Provide an exact copy of the data, excluding the images.
Start of MATERIAL SUPPLIED
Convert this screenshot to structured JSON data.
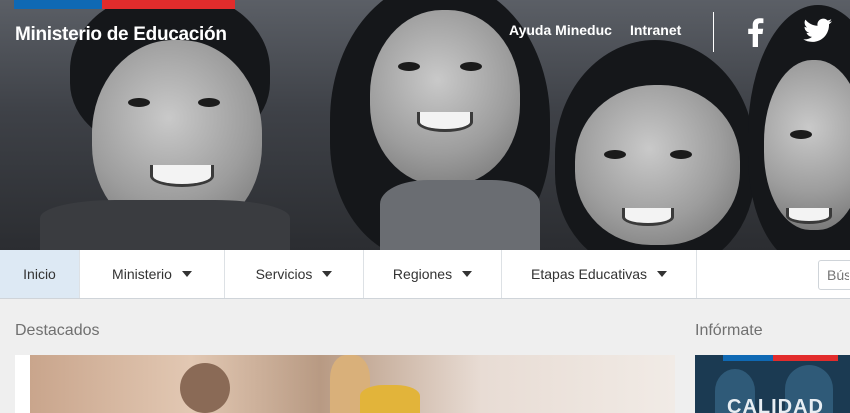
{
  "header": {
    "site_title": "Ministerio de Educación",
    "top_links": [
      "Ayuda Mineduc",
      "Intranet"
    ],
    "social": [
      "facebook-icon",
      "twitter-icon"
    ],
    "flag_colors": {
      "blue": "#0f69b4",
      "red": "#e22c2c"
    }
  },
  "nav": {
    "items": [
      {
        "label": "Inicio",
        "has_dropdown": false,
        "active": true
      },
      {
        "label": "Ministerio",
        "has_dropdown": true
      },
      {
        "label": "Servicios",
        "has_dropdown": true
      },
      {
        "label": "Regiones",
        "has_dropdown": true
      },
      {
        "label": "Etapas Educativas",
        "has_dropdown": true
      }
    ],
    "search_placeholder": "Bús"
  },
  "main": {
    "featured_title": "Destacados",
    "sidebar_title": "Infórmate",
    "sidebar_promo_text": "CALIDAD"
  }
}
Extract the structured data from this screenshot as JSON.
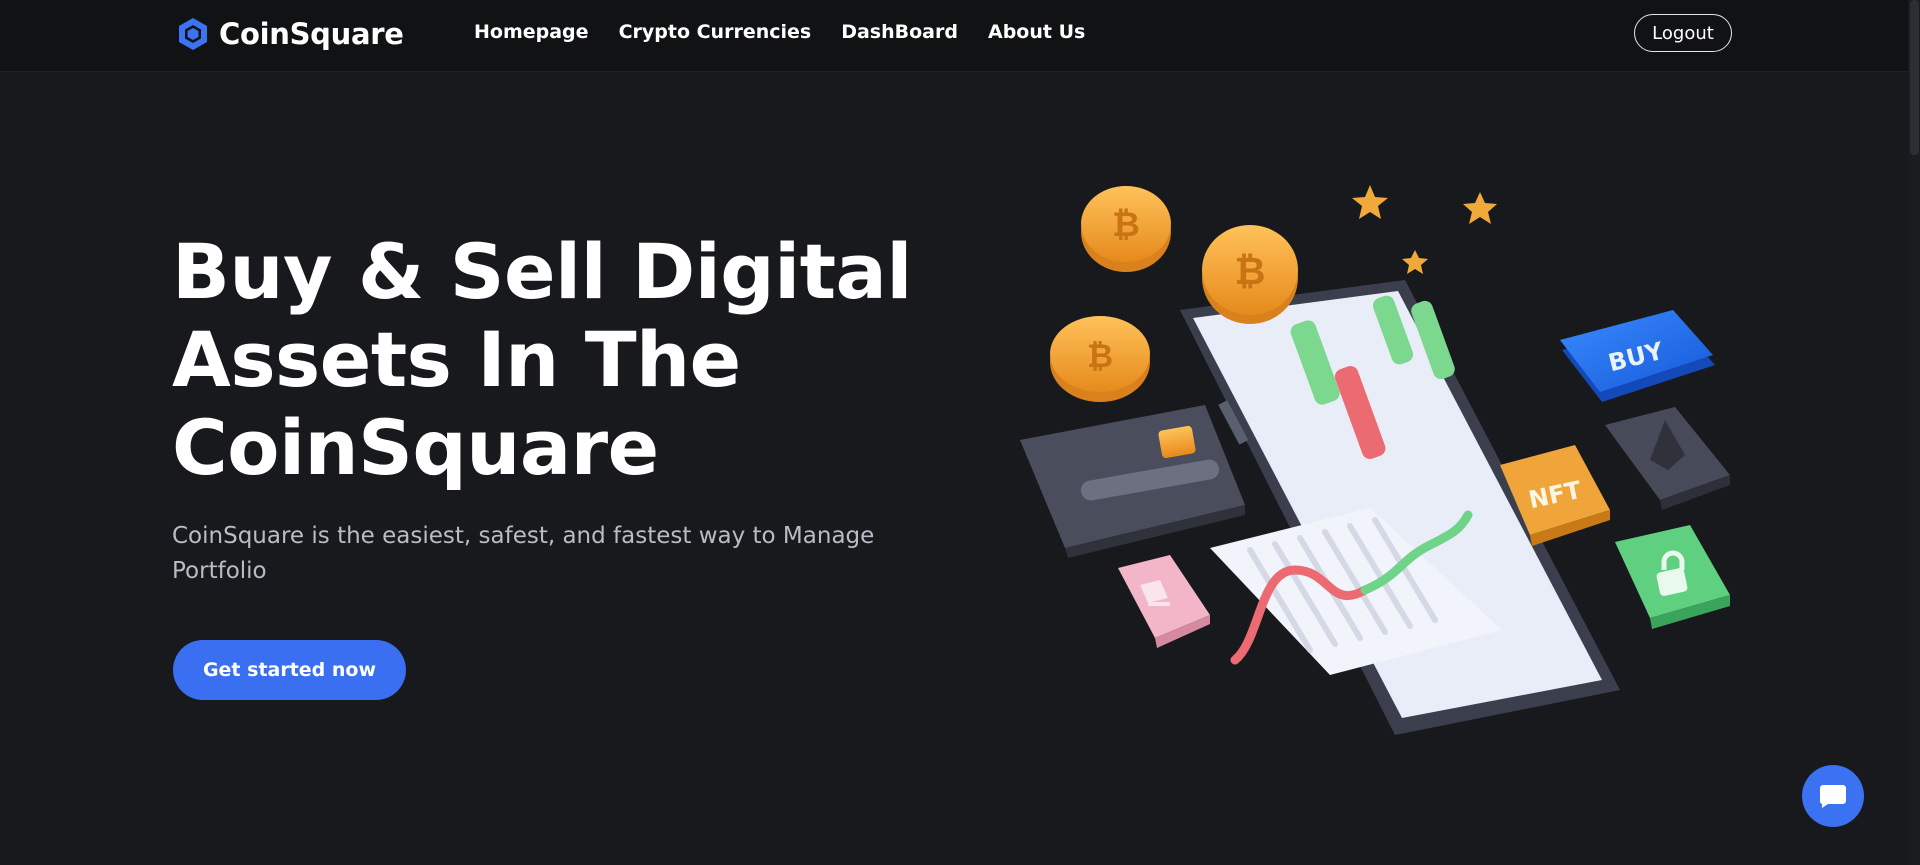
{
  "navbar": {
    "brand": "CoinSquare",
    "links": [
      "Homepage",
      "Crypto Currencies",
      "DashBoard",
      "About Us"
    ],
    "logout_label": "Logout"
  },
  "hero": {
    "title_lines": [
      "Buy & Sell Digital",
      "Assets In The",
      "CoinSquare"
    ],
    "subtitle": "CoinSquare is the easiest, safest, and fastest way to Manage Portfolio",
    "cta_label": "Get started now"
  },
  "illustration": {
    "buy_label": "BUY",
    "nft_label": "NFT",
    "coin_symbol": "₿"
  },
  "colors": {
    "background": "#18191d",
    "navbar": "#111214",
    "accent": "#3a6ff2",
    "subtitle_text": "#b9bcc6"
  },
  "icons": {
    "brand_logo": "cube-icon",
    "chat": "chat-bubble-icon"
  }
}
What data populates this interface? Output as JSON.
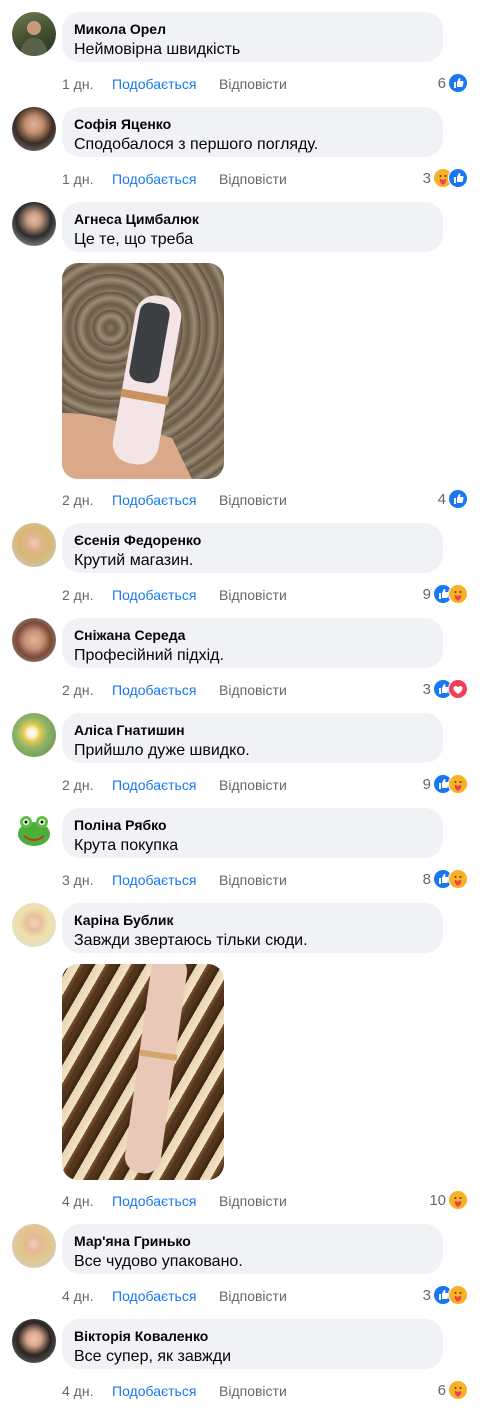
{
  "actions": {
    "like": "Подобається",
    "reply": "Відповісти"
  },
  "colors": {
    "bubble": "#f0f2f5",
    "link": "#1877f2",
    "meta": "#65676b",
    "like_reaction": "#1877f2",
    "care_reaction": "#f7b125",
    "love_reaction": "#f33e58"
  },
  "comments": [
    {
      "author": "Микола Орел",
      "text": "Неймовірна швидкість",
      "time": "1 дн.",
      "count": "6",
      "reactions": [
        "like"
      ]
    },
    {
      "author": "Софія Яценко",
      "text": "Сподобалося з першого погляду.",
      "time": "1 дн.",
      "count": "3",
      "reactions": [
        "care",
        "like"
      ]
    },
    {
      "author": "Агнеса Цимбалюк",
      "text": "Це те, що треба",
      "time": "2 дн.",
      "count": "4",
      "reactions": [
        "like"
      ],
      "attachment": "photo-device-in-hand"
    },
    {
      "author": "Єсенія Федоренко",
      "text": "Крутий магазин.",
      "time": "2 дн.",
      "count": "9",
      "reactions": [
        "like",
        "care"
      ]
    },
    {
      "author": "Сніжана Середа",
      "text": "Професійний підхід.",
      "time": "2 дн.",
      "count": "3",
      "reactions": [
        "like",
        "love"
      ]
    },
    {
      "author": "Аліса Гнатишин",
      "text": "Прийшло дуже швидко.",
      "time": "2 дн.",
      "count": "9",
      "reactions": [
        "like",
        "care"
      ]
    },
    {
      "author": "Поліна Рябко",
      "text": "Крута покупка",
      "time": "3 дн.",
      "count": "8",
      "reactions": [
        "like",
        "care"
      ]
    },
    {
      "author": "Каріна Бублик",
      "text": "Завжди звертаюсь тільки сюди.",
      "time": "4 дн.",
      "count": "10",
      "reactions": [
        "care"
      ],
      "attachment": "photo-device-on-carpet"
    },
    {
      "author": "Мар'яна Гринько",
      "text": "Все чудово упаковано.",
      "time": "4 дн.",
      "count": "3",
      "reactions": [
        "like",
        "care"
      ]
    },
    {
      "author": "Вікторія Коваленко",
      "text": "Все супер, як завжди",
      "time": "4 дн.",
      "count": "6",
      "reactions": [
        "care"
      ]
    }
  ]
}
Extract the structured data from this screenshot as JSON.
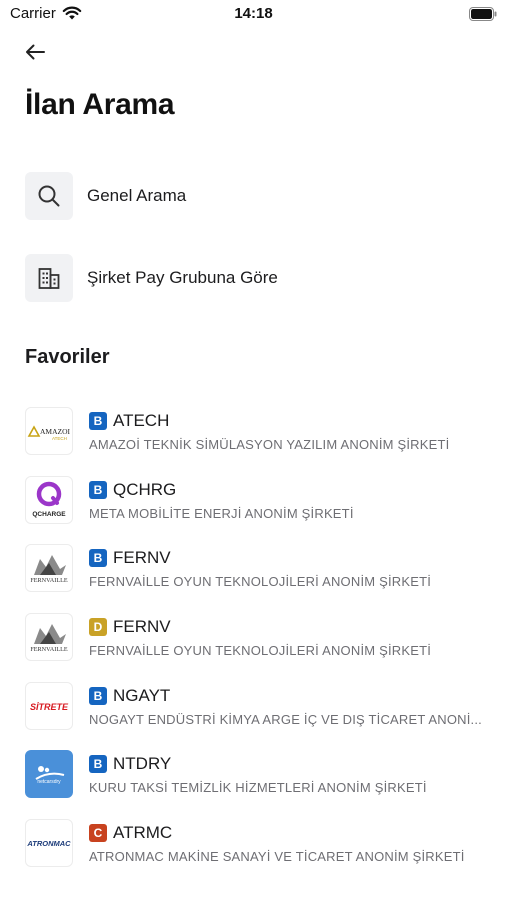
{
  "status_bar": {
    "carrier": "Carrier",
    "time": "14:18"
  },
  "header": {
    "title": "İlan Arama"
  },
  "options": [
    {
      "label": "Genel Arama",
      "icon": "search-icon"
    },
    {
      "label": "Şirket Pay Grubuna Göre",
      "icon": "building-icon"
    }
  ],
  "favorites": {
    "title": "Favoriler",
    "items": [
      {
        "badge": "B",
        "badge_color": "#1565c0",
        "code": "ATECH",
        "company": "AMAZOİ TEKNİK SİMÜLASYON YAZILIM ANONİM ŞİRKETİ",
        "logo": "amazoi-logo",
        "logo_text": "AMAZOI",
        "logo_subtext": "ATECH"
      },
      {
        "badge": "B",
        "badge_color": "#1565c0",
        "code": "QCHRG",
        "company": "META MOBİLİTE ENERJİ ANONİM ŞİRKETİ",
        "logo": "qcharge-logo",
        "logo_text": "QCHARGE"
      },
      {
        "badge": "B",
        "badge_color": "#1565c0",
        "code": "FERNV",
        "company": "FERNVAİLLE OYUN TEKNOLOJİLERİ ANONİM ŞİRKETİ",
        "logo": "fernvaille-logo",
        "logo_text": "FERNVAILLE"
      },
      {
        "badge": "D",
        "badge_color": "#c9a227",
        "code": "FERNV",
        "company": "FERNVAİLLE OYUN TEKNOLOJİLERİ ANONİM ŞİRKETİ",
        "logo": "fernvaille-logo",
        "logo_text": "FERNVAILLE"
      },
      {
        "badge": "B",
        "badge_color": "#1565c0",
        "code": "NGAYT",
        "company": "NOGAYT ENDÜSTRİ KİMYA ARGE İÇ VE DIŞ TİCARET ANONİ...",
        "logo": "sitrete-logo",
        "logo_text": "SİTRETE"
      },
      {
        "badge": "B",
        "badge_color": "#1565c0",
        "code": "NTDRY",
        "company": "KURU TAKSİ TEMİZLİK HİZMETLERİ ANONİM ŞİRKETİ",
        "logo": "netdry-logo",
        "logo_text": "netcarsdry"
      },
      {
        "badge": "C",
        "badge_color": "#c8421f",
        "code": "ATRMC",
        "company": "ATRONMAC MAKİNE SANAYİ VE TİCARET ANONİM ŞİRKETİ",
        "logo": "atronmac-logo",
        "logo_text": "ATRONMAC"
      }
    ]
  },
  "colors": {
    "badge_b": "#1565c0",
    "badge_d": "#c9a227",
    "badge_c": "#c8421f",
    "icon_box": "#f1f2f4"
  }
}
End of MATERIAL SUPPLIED
**TASK OUTPUT:**
Convert this screenshot to structured JSON data.
{
  "header": {
    "site_title": "Ministerio de Educación",
    "top_links": [
      "Ayuda Mineduc",
      "Intranet"
    ],
    "social": [
      "facebook-icon",
      "twitter-icon"
    ],
    "flag_colors": {
      "blue": "#0f69b4",
      "red": "#e22c2c"
    }
  },
  "nav": {
    "items": [
      {
        "label": "Inicio",
        "has_dropdown": false,
        "active": true
      },
      {
        "label": "Ministerio",
        "has_dropdown": true
      },
      {
        "label": "Servicios",
        "has_dropdown": true
      },
      {
        "label": "Regiones",
        "has_dropdown": true
      },
      {
        "label": "Etapas Educativas",
        "has_dropdown": true
      }
    ],
    "search_placeholder": "Bús"
  },
  "main": {
    "featured_title": "Destacados",
    "sidebar_title": "Infórmate",
    "sidebar_promo_text": "CALIDAD"
  }
}
Extract the structured data from this screenshot as JSON.
{
  "navbar": {
    "brand": "CoinSquare",
    "links": [
      "Homepage",
      "Crypto Currencies",
      "DashBoard",
      "About Us"
    ],
    "logout_label": "Logout"
  },
  "hero": {
    "title_lines": [
      "Buy & Sell Digital",
      "Assets In The",
      "CoinSquare"
    ],
    "subtitle": "CoinSquare is the easiest, safest, and fastest way to Manage Portfolio",
    "cta_label": "Get started now"
  },
  "illustration": {
    "buy_label": "BUY",
    "nft_label": "NFT",
    "coin_symbol": "₿"
  },
  "colors": {
    "background": "#18191d",
    "navbar": "#111214",
    "accent": "#3a6ff2",
    "subtitle_text": "#b9bcc6"
  },
  "icons": {
    "brand_logo": "cube-icon",
    "chat": "chat-bubble-icon"
  }
}
What data populates this interface? Output as JSON.
{
  "actions": {
    "like": "Подобається",
    "reply": "Відповісти"
  },
  "colors": {
    "bubble": "#f0f2f5",
    "link": "#1877f2",
    "meta": "#65676b",
    "like_reaction": "#1877f2",
    "care_reaction": "#f7b125",
    "love_reaction": "#f33e58"
  },
  "comments": [
    {
      "author": "Микола Орел",
      "text": "Неймовірна швидкість",
      "time": "1 дн.",
      "count": "6",
      "reactions": [
        "like"
      ]
    },
    {
      "author": "Софія Яценко",
      "text": "Сподобалося з першого погляду.",
      "time": "1 дн.",
      "count": "3",
      "reactions": [
        "care",
        "like"
      ]
    },
    {
      "author": "Агнеса Цимбалюк",
      "text": "Це те, що треба",
      "time": "2 дн.",
      "count": "4",
      "reactions": [
        "like"
      ],
      "attachment": "photo-device-in-hand"
    },
    {
      "author": "Єсенія Федоренко",
      "text": "Крутий магазин.",
      "time": "2 дн.",
      "count": "9",
      "reactions": [
        "like",
        "care"
      ]
    },
    {
      "author": "Сніжана Середа",
      "text": "Професійний підхід.",
      "time": "2 дн.",
      "count": "3",
      "reactions": [
        "like",
        "love"
      ]
    },
    {
      "author": "Аліса Гнатишин",
      "text": "Прийшло дуже швидко.",
      "time": "2 дн.",
      "count": "9",
      "reactions": [
        "like",
        "care"
      ]
    },
    {
      "author": "Поліна Рябко",
      "text": "Крута покупка",
      "time": "3 дн.",
      "count": "8",
      "reactions": [
        "like",
        "care"
      ]
    },
    {
      "author": "Каріна Бублик",
      "text": "Завжди звертаюсь тільки сюди.",
      "time": "4 дн.",
      "count": "10",
      "reactions": [
        "care"
      ],
      "attachment": "photo-device-on-carpet"
    },
    {
      "author": "Мар'яна Гринько",
      "text": "Все чудово упаковано.",
      "time": "4 дн.",
      "count": "3",
      "reactions": [
        "like",
        "care"
      ]
    },
    {
      "author": "Вікторія Коваленко",
      "text": "Все супер, як завжди",
      "time": "4 дн.",
      "count": "6",
      "reactions": [
        "care"
      ]
    }
  ]
}
Extract the structured data from this screenshot as JSON.
{
  "status_bar": {
    "carrier": "Carrier",
    "time": "14:18"
  },
  "header": {
    "title": "İlan Arama"
  },
  "options": [
    {
      "label": "Genel Arama",
      "icon": "search-icon"
    },
    {
      "label": "Şirket Pay Grubuna Göre",
      "icon": "building-icon"
    }
  ],
  "favorites": {
    "title": "Favoriler",
    "items": [
      {
        "badge": "B",
        "badge_color": "#1565c0",
        "code": "ATECH",
        "company": "AMAZOİ TEKNİK SİMÜLASYON YAZILIM ANONİM ŞİRKETİ",
        "logo": "amazoi-logo",
        "logo_text": "AMAZOI",
        "logo_subtext": "ATECH"
      },
      {
        "badge": "B",
        "badge_color": "#1565c0",
        "code": "QCHRG",
        "company": "META MOBİLİTE ENERJİ ANONİM ŞİRKETİ",
        "logo": "qcharge-logo",
        "logo_text": "QCHARGE"
      },
      {
        "badge": "B",
        "badge_color": "#1565c0",
        "code": "FERNV",
        "company": "FERNVAİLLE OYUN TEKNOLOJİLERİ ANONİM ŞİRKETİ",
        "logo": "fernvaille-logo",
        "logo_text": "FERNVAILLE"
      },
      {
        "badge": "D",
        "badge_color": "#c9a227",
        "code": "FERNV",
        "company": "FERNVAİLLE OYUN TEKNOLOJİLERİ ANONİM ŞİRKETİ",
        "logo": "fernvaille-logo",
        "logo_text": "FERNVAILLE"
      },
      {
        "badge": "B",
        "badge_color": "#1565c0",
        "code": "NGAYT",
        "company": "NOGAYT ENDÜSTRİ KİMYA ARGE İÇ VE DIŞ TİCARET ANONİ...",
        "logo": "sitrete-logo",
        "logo_text": "SİTRETE"
      },
      {
        "badge": "B",
        "badge_color": "#1565c0",
        "code": "NTDRY",
        "company": "KURU TAKSİ TEMİZLİK HİZMETLERİ ANONİM ŞİRKETİ",
        "logo": "netdry-logo",
        "logo_text": "netcarsdry"
      },
      {
        "badge": "C",
        "badge_color": "#c8421f",
        "code": "ATRMC",
        "company": "ATRONMAC MAKİNE SANAYİ VE TİCARET ANONİM ŞİRKETİ",
        "logo": "atronmac-logo",
        "logo_text": "ATRONMAC"
      }
    ]
  },
  "colors": {
    "badge_b": "#1565c0",
    "badge_d": "#c9a227",
    "badge_c": "#c8421f",
    "icon_box": "#f1f2f4"
  }
}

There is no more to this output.